cranberry ; (did this for christmas) - mixed spice, cloves, 2 oz dried cranberry, 2 oz mixed peel
ginger; 2tsp ground ginger, 2 oz chopped crystallised ginger, tbsp treacle in the tea
And I was also quite taken with the less usual combination of prunes and aniseed ( adapted from a recipe in the sunday paper) which made a really moist loaf. I'm off to have a crack at your recipe which looks great.
Thanks again for all the entertainment and information
|Nicey replies: Thank you for that I'm going to make some bread in a while so I may give that a whirl as we are in an alarming zero cake situation. Also your recipe is very light on eggs and butter which is interesting and handy if you are running low on both.|
I was fumbling through my old Delia Smith book the other day and came across a Neiman Marcus Cookies recipe which came on an email in 1998 from a friend. With the recipe was a story about woman who had enticed by the cookies to ask for the recipe, was given it and charged $250 for the privilege. It would seem disseminating the recipe was her revenge on the Neiman Marcus corporation. Anyway, long story short I made the cookies (halving the recipe because it claimed to make 112 cookies per batch). They were delicious and soon disappeared at work, at home, with friends, with neighbours etc etc. Fine crunchy biscuits made with nuts and chocolate chips and (substituted by Cadbury) Hershey bars!
So here’s the thing – was the Neiman Marcus Cookie recipe email a true story? Does anyone else remember getting this email or hearing about it on the web about 10 years ago – and would anyone like me to transcribe it in full. (Beware the biccies are more-ish and horribly fattening).
|Nicey replies: Hiya Trina,
Yes somebody did forward on that mail to me. I remember thinking that it was entirely fabricated for many reasons. How could they just charge her all that money without her permission and if they did then she should have taken them to court. Also she must have been a bit mad to write to a company and seek their recipes as they are subject to change and not disclosed to anybody.

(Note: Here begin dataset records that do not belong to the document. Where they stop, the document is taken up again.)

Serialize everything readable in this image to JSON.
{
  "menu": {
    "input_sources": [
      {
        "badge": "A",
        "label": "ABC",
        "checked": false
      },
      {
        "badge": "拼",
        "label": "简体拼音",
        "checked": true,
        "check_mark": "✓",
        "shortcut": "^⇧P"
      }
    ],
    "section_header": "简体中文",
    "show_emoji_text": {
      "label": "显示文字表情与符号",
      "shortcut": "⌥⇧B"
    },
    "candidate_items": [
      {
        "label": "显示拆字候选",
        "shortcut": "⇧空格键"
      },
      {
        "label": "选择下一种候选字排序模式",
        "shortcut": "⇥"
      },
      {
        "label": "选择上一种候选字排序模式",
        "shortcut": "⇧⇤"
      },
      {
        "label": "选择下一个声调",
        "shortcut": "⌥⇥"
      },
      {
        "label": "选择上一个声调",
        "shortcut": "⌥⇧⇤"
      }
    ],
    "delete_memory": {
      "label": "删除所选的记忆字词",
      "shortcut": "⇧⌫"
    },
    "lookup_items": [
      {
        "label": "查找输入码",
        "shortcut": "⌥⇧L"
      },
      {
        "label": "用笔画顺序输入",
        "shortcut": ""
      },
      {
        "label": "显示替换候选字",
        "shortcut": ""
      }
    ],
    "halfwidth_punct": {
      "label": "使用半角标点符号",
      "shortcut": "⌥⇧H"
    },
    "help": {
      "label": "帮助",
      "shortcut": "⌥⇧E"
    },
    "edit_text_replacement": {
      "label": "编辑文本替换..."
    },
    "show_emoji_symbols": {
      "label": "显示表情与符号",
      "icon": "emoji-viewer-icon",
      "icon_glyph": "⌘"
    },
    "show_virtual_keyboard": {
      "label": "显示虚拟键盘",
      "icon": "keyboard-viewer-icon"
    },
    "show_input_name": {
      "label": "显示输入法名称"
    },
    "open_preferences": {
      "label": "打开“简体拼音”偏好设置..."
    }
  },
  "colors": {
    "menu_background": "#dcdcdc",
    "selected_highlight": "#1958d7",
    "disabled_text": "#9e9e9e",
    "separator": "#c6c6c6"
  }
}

Also the company must be mad to do that, for the two reasons stated.
Finally people receiving recipes in unsolicited messages was basically the plot for the monster movie Species.
||Greetings Nicey, Wifey and YMOS|
I just thought I'd drop you a quick line to thank you for the fruit cake recipe - absolutely delicious (although I'm afraid my family couldn't wait the stipulated week before sampling) I also digressed slightly from your instructions, due to not reading carefully enough, and put the cherries in with the rest of the fruit instead of at the end, and forgot about sprinkling the sugar on top until after it came out of the oven. However, I don't think these were fundamental errors, as it certainly tastes good.
Maybe there's a follow-up book here - tried and tested NCOTAASD recipes for tea accompaniments?
All the best to the Team
|Nicey replies: Terriffic glad to hear you all enjoyed the cake, and thanks for having a go at it. I only say put the cherries in right at the end to ensure they stay whole as they can get shredded especially in mixers. Many's the time I've forgotten to put on the crunchy sugar, but never mind, its all good.
Actually it's one of the YMOS birthday's today so we have all just had big wedges of my tried and tested chocolate cake dressed up in milkybar and cadbury's buttons, with a big pot of tea.
This is the same model as I made Wifey for her birthday. Maybe I'll be persuaded to give up the recipe to this too as I have got it nailed now!
Fazer Fasu Pala Review
An expat from Finland, now living in Dublin would like to give you the exact translation of "Maitosuklaalla Kuorrutettuja lakritsinmakuisia vohvelipaloja".
Exact translation would read "Liquorice flavoured pieces of wafer covered with milk chocolate". Also, the various filling flavours include mint, toffee/caramel and chocolate. There (I think) was also a version with dark chocolate and/or cocoa flavoured wafers.
I do like your extensive coverage of various bisquits and cakes. It really helps us traditional coffee drinkers to find the perfect pair for our "cuppa". =)
All the best,
|Nicey replies: Thank you very much for that. People often ask me what's the strangest biscuit we have reviewed and I seem to come back to these most often.|